Keep reading... Show less

A 1996 classic, Shawn Colvin's album of mature pop is also one of best break-up albums, comparable lyrically and musically to Joni Mitchell's Hejira and Bob Dylan's Blood on the Tracks.

When pop-folksinger Shawn Colvin released A Few Small Repairs in 1996, the music world was ripe for an album of sharp, catchy songs by a female singer-songwriter. Lilith Fair, the tour for women in the music, would gross $16 million in 1997. Colvin would be a main stage artist in all three years of the tour, playing alongside Liz Phair, Suzanne Vega, Sheryl Crow, Sarah McLachlan, Meshell Ndegeocello, Joan Osborne, Lisa Loeb, Erykah Badu, and many others. Strong female artists were not only making great music (when were they not?) but also having bold success. Alanis Morissette's Jagged Little Pill preceded Colvin's fourth recording by just 16 months.

Keep reading... Show less

Frank Miller locates our tragedy and warps it into his own brutal beauty.

In terms of continuity, the so-called promotion of this entry as Miller's “third" in the series is deceptively cryptic. Miller's mid-'80s limited series The Dark Knight Returns (or DKR) is a “Top 5 All-Time" graphic novel, if not easily “Top 3". His intertextual and metatextual themes resonated then as they do now, a reason this source material was “go to" for Christopher Nolan when he resurrected the franchise for Warner Bros. in the mid-00s. The sheer iconicity of DKR posits a seminal work in the artist's canon, which shares company with the likes of Sin City, 300, and an influential run on Daredevil, to name a few.

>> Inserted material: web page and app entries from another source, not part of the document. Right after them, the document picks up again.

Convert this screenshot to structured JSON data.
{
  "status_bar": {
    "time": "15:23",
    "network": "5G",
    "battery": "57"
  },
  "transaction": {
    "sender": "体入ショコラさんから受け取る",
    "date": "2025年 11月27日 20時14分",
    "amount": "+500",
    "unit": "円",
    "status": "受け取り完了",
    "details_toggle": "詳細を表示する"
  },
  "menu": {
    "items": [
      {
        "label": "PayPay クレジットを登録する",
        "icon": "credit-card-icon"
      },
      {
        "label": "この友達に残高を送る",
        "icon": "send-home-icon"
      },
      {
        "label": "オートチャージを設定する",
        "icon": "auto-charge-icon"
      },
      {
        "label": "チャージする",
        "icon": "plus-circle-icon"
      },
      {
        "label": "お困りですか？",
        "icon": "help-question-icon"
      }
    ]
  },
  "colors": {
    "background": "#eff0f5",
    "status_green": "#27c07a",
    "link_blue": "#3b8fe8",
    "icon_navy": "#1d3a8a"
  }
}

Keep reading... Show less
Pop Ten
Mixed Media
PM Picks

© 1999-2017 All rights reserved.
Popmatters is wholly independently owned and operated.